And if the staff is catching the virus and nursing homes are not taking the proper steps to control the spread of COVID-19, Edelman said, the loss of life inside these Northwest Louisiana facilities will climb much higher than the current count.
“A lot of this was preventable; it didn’t have to be this bad. If we don’t learn lessons from what’s happening right now, it’s going to happen again.”
Console agrees, saying the greatest risk comes from a small number of nursing homes. Facilities that the attorney says can inflict a good deal of harm if they forgo their responsibility to protect residents.

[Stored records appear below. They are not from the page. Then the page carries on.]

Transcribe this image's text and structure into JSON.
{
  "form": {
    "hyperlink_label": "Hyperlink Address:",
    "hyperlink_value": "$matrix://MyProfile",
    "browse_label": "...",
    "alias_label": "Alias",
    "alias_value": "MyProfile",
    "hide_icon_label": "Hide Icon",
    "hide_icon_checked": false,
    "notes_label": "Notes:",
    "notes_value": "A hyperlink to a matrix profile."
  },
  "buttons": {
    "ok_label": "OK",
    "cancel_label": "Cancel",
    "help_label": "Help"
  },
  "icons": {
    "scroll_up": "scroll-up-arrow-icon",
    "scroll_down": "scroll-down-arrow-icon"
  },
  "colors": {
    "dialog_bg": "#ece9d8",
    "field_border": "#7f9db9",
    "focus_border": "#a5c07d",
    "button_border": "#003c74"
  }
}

“On one end of the spectrum, you have a good nursing homes that are fighting the good fight and doing everything they can to protect there their patients,” Console said. “And then at the other end of the spectrum, you have what I consider the bad apple nursing homes. They were violating infection control procedure regulations before this outbreak. And now that has just intensified to the point where these homes have become a killing field.”
Killian told KSLA Investigates that he believes Roseview has contained the virus and that the case count at the nursing home is dropping, as no new resident has tested positive for the disease in more than two weeks. He also said that the 71 coronavirus cases diagnosed at Roseview may seem high, but they are due to the home testing every resident weekly, a practice set in place approximately five weeks ago, according to Killian.
“Most of the homes in Shreveport and Bossier have not tested all their residents," Killian said. “I think you’ll see when the other homes start testing that much, their numbers are going to go up, too.”